Greg Henderson and Friends
Our editors spend some time roaming the web looking for stuff cattle people and others in agriculture might find useful or entertaining.
"This Year I'm Going to Watch Stuff Die"
Mar 10, 2014
As California gets drier and hotter, no one is more vulnerable than farmers. And no one is likely to have to do more to adapt to what many experts fear will be a more drought-prone environment. But California farmers aren’t the only ones dealing with drought. Sixty-five percent of America's cow herd is in states that are under drought conditions.
Beyond the devastation for farming and ranching, all California residents are struggling with the consequences of a dry winter. One town is worried about having enough drinking water.
You know a drought is serious when Lady Gaga tapes a public service announcement on water conservation.
Just Pick One Already!
Has the start of Daylight Savings Time left you feeling groggy today? Lots of folks are beginning to wonder why we don't just pick a time and leave the clocks alone. There are at least 22 reasons why we should abolish Daylight Savings Time.
When the time changes each spring and fall we're reminded of the old joke that Daylight Savings Time is like cutting the end off a blanket and sewing it onto the other end to make the blanket longer. Whatever time it is, however, doctors say our internal body clock sets itself according to the sun, releasing hormones that make us alert at sunrise and sleepy at sunset.

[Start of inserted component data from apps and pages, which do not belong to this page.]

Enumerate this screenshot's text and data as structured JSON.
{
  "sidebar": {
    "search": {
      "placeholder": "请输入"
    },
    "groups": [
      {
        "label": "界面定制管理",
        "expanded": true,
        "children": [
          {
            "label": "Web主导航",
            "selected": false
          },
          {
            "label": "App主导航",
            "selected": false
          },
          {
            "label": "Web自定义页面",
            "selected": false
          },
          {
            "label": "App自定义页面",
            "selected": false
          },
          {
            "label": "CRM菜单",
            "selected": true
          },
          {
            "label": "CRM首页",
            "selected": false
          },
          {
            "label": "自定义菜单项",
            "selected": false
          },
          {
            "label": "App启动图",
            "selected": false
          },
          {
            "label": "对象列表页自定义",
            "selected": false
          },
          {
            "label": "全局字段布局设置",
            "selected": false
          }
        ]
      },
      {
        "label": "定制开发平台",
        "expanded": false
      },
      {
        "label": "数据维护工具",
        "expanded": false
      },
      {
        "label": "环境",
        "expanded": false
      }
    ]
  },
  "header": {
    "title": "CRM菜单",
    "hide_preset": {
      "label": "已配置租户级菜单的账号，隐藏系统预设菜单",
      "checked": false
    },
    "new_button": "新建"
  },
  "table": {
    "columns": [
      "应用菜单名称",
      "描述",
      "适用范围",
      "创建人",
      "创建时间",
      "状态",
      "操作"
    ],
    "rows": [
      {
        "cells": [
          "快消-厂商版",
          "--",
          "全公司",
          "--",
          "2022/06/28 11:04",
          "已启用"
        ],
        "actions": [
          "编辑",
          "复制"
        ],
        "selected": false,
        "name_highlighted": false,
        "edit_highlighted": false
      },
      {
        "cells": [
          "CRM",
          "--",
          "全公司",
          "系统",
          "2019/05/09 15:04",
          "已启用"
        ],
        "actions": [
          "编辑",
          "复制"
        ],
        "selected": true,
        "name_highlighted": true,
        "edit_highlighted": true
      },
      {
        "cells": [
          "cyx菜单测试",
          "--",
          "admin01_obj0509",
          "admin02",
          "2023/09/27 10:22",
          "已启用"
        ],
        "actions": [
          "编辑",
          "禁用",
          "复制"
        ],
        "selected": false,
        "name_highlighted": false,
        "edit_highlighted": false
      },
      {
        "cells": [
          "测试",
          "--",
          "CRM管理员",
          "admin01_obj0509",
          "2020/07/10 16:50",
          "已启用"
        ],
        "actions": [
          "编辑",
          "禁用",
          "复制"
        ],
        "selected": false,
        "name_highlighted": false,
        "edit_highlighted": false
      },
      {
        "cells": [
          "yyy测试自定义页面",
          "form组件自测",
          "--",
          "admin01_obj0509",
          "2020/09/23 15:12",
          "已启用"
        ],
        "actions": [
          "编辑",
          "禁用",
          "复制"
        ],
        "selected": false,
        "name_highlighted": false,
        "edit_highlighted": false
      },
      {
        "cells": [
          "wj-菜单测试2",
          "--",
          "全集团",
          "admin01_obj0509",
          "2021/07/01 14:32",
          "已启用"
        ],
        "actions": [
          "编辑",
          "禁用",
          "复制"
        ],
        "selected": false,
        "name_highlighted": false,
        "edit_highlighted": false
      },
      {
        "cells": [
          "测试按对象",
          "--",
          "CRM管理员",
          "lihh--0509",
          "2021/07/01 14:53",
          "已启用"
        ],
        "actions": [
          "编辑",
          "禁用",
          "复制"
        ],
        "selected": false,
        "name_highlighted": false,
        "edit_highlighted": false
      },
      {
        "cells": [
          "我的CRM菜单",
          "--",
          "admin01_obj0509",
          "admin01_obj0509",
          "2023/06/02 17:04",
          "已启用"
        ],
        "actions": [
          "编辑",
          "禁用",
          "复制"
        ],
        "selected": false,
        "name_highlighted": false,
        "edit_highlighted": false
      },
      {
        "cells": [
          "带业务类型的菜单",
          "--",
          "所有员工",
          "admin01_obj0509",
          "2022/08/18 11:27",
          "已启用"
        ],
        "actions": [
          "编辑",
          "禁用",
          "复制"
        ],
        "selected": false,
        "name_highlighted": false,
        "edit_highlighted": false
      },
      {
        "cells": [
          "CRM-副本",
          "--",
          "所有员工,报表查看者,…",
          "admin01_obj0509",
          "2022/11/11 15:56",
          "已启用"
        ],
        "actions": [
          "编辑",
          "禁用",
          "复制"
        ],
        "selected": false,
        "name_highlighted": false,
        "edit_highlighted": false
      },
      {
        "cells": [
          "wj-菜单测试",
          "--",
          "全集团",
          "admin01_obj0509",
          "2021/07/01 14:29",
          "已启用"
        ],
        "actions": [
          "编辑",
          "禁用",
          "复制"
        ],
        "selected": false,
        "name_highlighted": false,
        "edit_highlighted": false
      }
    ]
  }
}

Cattle Markets Remain Strong
Cattle markets remain strong despite last week's decline. Cash fed cattle fell $2 off of record highs set the previous week, but feeder cattle were steady to $4 higher. Demand for grass cattle remains red-hot, and this week may see aggressive bidding on tight supplies. Cash cattle markets are supported by higher-trending boxed beef values that suggest consumers have not been driven away by higher retail beef prices.
The Changing Grocery Business
Safeway and Albertsons announced a $9 billion merger Thursday, and analysts say it's just part of an industry-wide shake-up that is transforming how consumers shop for food. Specifically, traditional grocery stores have seen increased competition from big-box retailers such as Walmart that already has one-third of the national grocery market, and drug stores such as CVS.
How much has the grocery business changed? Out of 128 categories of items carried by supermarkets, the stores have a 50% or more market share in only 60 of them.